ABOUT THIS EXERCISE: Scan the following material for the string "time" and copy each line in which it appears.
───
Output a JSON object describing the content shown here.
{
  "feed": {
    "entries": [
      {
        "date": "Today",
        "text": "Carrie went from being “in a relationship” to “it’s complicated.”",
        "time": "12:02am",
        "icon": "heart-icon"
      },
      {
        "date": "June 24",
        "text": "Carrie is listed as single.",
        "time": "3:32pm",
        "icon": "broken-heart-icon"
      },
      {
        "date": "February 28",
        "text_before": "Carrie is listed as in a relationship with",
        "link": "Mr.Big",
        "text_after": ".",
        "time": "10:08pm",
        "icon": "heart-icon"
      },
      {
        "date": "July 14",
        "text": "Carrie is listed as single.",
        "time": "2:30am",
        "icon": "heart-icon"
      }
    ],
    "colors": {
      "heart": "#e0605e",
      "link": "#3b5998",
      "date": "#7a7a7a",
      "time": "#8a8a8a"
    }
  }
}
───
RESULT FOR THIS TASK:
        "time": "12:02am",
        "time": "3:32pm",
        "time": "10:08pm",
        "time": "2:30am",
      "time": "#8a8a8a"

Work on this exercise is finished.